So, you can see from the diagram that the only requirement for the first flash is that you can connect your radio triggering device to it. But the requirements for all of the rest of your flashes are:
- Very sensitive, reliable, built-in optical slave.
- The optical triggering should be good enough that it works around corners.
- You want to have total and complete control of power adjustments for these flashes.
- Doesn't cost an arm and a leg because you want to carry a bunch of them.
Here is a list of all the flashes I know of that are a possible fit:
- Nikon SB-80DX - Cost about $180-$200 on Ebay, Amazon, Keh.com
- Nikon SB-26 - Cost <$100 Ebay - This flash is not as powerful as the SB-80 and the power is not as adjustable as the SB-80.
- LumoPro LP160 - Cost $159 - David Hobby gives this flash a positive review but I hear other complaints about build quality.
- Yougnuo YN-560 - Cost $75 - David Hobby's review reports this flash has build quality issues.
- Vivitar 285HV- with Wein Peanut optical trigger cost $110 - David Hobby reports some quality control issues with this flash.
- Nikon SB-800 - Does everything you want, but expensive!
- Nikon SB-900 - Does everything you want, but really expensive!

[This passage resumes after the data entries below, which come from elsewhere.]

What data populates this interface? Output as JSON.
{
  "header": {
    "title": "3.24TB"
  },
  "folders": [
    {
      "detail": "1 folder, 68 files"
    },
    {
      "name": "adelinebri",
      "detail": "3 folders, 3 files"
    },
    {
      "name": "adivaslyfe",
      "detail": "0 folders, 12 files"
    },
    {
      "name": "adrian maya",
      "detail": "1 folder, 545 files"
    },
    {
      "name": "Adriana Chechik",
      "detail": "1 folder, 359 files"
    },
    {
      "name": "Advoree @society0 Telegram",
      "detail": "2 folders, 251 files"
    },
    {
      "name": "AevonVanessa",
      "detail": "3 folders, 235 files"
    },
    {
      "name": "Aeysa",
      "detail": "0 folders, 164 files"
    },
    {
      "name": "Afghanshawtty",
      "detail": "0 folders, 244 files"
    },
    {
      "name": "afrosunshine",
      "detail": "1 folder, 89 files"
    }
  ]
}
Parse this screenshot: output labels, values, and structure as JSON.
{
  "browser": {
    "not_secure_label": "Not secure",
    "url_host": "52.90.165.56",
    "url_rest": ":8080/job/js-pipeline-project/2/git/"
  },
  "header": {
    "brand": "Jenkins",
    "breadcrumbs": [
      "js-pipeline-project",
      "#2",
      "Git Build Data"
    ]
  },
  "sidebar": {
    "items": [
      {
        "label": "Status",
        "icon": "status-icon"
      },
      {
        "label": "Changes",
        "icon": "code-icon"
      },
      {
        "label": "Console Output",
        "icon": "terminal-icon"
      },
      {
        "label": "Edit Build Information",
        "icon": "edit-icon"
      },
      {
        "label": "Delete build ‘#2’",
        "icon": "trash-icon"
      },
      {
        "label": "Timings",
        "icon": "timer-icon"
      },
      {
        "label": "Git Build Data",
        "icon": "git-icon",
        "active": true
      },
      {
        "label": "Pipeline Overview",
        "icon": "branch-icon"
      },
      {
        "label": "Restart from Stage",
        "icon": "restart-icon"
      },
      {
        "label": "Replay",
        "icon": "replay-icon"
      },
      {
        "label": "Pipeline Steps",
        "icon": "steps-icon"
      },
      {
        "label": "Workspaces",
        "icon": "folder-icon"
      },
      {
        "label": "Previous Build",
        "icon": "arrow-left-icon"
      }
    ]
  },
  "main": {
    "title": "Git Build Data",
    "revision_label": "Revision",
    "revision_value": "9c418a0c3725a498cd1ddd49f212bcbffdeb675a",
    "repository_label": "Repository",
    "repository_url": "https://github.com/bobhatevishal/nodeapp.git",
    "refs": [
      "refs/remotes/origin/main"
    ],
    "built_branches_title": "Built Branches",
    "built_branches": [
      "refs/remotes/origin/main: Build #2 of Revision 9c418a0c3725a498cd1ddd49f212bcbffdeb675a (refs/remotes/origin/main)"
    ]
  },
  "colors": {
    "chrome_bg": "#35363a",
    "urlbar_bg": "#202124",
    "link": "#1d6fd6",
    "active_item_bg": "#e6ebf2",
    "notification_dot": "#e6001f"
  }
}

The bottom line is that the SB-80dx is reliable, has great optical trigger sensitivity, has excellent build quality so even at $180 to $200 that it has become these days, it is one best small flashes for real estate photography.